═════ Input material

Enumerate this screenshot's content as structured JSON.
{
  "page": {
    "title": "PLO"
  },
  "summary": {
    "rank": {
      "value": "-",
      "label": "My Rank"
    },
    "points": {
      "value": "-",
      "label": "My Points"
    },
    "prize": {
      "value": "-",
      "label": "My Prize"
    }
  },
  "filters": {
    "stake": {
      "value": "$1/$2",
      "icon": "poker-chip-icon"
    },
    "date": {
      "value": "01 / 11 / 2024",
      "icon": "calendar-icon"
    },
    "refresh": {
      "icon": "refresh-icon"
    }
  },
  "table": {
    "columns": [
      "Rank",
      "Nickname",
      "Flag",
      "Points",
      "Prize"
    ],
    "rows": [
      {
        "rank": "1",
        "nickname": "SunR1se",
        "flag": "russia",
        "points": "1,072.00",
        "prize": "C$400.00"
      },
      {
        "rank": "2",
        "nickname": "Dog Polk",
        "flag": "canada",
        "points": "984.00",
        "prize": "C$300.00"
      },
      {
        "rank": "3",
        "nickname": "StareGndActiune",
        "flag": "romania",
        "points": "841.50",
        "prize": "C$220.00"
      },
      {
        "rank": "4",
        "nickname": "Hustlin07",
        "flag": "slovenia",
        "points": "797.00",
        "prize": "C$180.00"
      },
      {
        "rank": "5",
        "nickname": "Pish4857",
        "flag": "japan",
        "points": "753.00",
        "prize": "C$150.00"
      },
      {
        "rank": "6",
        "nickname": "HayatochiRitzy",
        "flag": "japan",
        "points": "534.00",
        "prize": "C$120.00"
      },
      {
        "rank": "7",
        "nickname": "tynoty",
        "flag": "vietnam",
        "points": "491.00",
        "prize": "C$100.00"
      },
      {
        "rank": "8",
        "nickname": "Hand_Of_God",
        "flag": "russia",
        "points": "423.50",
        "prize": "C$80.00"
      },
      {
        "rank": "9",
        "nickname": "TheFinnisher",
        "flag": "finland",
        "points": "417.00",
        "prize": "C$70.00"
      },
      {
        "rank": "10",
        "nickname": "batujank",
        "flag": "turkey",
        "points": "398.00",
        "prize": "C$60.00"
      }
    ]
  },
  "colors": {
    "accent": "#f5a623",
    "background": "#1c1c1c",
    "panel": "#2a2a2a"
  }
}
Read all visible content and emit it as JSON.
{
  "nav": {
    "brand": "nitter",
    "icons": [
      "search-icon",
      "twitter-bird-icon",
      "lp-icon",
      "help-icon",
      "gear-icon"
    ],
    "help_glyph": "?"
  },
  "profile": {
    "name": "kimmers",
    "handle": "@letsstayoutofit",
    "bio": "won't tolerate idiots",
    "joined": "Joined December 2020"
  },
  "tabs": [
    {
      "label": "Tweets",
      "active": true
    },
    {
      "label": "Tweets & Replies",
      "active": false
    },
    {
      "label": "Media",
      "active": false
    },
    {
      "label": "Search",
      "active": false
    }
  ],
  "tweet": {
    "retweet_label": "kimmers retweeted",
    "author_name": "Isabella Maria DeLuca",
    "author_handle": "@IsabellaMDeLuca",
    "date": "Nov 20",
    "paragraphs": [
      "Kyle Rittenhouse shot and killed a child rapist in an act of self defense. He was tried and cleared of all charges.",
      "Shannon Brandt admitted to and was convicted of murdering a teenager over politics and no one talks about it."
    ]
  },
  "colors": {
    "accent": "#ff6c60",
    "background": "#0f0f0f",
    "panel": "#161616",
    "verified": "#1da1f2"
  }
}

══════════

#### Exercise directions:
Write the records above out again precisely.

#### Output of the task:
Enumerate this screenshot's content as structured JSON.
{
  "page": {
    "title": "PLO"
  },
  "summary": {
    "rank": {
      "value": "-",
      "label": "My Rank"
    },
    "points": {
      "value": "-",
      "label": "My Points"
    },
    "prize": {
      "value": "-",
      "label": "My Prize"
    }
  },
  "filters": {
    "stake": {
      "value": "$1/$2",
      "icon": "poker-chip-icon"
    },
    "date": {
      "value": "01 / 11 / 2024",
      "icon": "calendar-icon"
    },
    "refresh": {
      "icon": "refresh-icon"
    }
  },
  "table": {
    "columns": [
      "Rank",
      "Nickname",
      "Flag",
      "Points",
      "Prize"
    ],
    "rows": [
      {
        "rank": "1",
        "nickname": "SunR1se",
        "flag": "russia",
        "points": "1,072.00",
        "prize": "C$400.00"
      },
      {
        "rank": "2",
        "nickname": "Dog Polk",
        "flag": "canada",
        "points": "984.00",
        "prize": "C$300.00"
      },
      {
        "rank": "3",
        "nickname": "StareGndActiune",
        "flag": "romania",
        "points": "841.50",
        "prize": "C$220.00"
      },
      {
        "rank": "4",
        "nickname": "Hustlin07",
        "flag": "slovenia",
        "points": "797.00",
        "prize": "C$180.00"
      },
      {
        "rank": "5",
        "nickname": "Pish4857",
        "flag": "japan",
        "points": "753.00",
        "prize": "C$150.00"
      },
      {
        "rank": "6",
        "nickname": "HayatochiRitzy",
        "flag": "japan",
        "points": "534.00",
        "prize": "C$120.00"
      },
      {
        "rank": "7",
        "nickname": "tynoty",
        "flag": "vietnam",
        "points": "491.00",
        "prize": "C$100.00"
      },
      {
        "rank": "8",
        "nickname": "Hand_Of_God",
        "flag": "russia",
        "points": "423.50",
        "prize": "C$80.00"
      },
      {
        "rank": "9",
        "nickname": "TheFinnisher",
        "flag": "finland",
        "points": "417.00",
        "prize": "C$70.00"
      },
      {
        "rank": "10",
        "nickname": "batujank",
        "flag": "turkey",
        "points": "398.00",
        "prize": "C$60.00"
      }
    ]
  },
  "colors": {
    "accent": "#f5a623",
    "background": "#1c1c1c",
    "panel": "#2a2a2a"
  }
}
Read all visible content and emit it as JSON.
{
  "nav": {
    "brand": "nitter",
    "icons": [
      "search-icon",
      "twitter-bird-icon",
      "lp-icon",
      "help-icon",
      "gear-icon"
    ],
    "help_glyph": "?"
  },
  "profile": {
    "name": "kimmers",
    "handle": "@letsstayoutofit",
    "bio": "won't tolerate idiots",
    "joined": "Joined December 2020"
  },
  "tabs": [
    {
      "label": "Tweets",
      "active": true
    },
    {
      "label": "Tweets & Replies",
      "active": false
    },
    {
      "label": "Media",
      "active": false
    },
    {
      "label": "Search",
      "active": false
    }
  ],
  "tweet": {
    "retweet_label": "kimmers retweeted",
    "author_name": "Isabella Maria DeLuca",
    "author_handle": "@IsabellaMDeLuca",
    "date": "Nov 20",
    "paragraphs": [
      "Kyle Rittenhouse shot and killed a child rapist in an act of self defense. He was tried and cleared of all charges.",
      "Shannon Brandt admitted to and was convicted of murdering a teenager over politics and no one talks about it."
    ]
  },
  "colors": {
    "accent": "#ff6c60",
    "background": "#0f0f0f",
    "panel": "#161616",
    "verified": "#1da1f2"
  }
}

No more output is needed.